— Problem —
Collect every line of the records below that contains the word "text".

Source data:
+ + + + + + +
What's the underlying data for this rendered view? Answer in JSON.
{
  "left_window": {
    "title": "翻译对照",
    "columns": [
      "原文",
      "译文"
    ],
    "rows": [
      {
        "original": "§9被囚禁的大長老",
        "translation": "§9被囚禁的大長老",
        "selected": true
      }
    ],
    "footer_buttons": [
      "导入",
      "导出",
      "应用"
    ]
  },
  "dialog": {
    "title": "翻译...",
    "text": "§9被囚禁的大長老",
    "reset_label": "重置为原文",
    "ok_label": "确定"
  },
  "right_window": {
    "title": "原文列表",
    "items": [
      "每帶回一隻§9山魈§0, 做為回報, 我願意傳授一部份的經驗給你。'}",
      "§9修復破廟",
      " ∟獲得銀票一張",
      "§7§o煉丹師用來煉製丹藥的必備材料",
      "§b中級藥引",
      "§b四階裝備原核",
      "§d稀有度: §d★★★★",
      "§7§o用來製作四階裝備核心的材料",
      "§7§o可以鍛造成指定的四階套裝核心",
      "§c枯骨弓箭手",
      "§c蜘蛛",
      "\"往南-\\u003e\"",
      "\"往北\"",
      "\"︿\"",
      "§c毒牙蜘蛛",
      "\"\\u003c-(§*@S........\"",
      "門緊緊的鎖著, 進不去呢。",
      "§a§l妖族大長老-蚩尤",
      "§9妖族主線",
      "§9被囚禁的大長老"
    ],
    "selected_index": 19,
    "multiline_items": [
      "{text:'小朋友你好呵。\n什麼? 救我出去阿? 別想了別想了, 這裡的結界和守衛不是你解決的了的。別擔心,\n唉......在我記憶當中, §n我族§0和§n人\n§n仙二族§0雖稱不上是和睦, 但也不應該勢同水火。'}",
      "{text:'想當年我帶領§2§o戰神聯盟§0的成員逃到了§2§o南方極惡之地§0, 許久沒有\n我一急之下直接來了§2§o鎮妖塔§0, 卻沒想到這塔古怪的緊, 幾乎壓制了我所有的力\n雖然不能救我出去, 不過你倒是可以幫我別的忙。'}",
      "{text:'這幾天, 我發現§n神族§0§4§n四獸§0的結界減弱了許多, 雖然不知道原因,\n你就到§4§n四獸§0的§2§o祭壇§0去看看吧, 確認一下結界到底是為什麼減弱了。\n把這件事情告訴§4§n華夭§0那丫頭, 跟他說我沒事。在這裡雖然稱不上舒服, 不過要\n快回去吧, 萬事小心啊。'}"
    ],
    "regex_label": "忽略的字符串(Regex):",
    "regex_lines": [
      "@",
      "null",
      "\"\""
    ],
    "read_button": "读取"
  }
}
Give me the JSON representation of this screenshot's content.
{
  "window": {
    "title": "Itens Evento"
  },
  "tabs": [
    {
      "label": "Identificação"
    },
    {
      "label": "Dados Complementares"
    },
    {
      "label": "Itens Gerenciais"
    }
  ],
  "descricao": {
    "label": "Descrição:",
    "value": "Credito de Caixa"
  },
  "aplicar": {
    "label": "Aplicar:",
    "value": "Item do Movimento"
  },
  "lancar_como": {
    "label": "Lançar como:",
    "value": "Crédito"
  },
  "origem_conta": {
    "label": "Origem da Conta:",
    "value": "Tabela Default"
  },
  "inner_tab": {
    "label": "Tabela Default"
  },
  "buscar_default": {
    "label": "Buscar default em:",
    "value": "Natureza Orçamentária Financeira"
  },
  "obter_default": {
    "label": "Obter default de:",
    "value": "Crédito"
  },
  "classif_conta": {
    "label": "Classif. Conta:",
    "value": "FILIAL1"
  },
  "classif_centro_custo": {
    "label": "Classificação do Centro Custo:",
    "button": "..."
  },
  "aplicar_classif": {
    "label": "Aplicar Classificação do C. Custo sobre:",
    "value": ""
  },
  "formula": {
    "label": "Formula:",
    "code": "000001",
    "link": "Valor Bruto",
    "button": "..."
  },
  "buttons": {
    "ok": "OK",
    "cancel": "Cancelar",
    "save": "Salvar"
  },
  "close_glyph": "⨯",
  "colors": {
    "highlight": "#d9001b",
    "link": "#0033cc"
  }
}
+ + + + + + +
— Response area —
    "text": "§9被囚禁的大長老",
      "{text:'小朋友你好呵。\n什麼? 救我出去阿? 別想了別想了, 這裡的結界和守衛不是你解決的了的。別擔心,\n唉......在我記憶當中, §n我族§0和§n人\n§n仙二族§0雖稱不上是和睦, 但也不應該勢同水火。'}",
      "{text:'想當年我帶領§2§o戰神聯盟§0的成員逃到了§2§o南方極惡之地§0, 許久沒有\n我一急之下直接來了§2§o鎮妖塔§0, 卻沒想到這塔古怪的緊, 幾乎壓制了我所有的力\n雖然不能救我出去, 不過你倒是可以幫我別的忙。'}",
      "{text:'這幾天, 我發現§n神族§0§4§n四獸§0的結界減弱了許多, 雖然不知道原因,\n你就到§4§n四獸§0的§2§o祭壇§0去看看吧, 確認一下結界到底是為什麼減弱了。\n把這件事情告訴§4§n華夭§0那丫頭, 跟他說我沒事。在這裡雖然稱不上舒服, 不過要\n快回去吧, 萬事小心啊。'}"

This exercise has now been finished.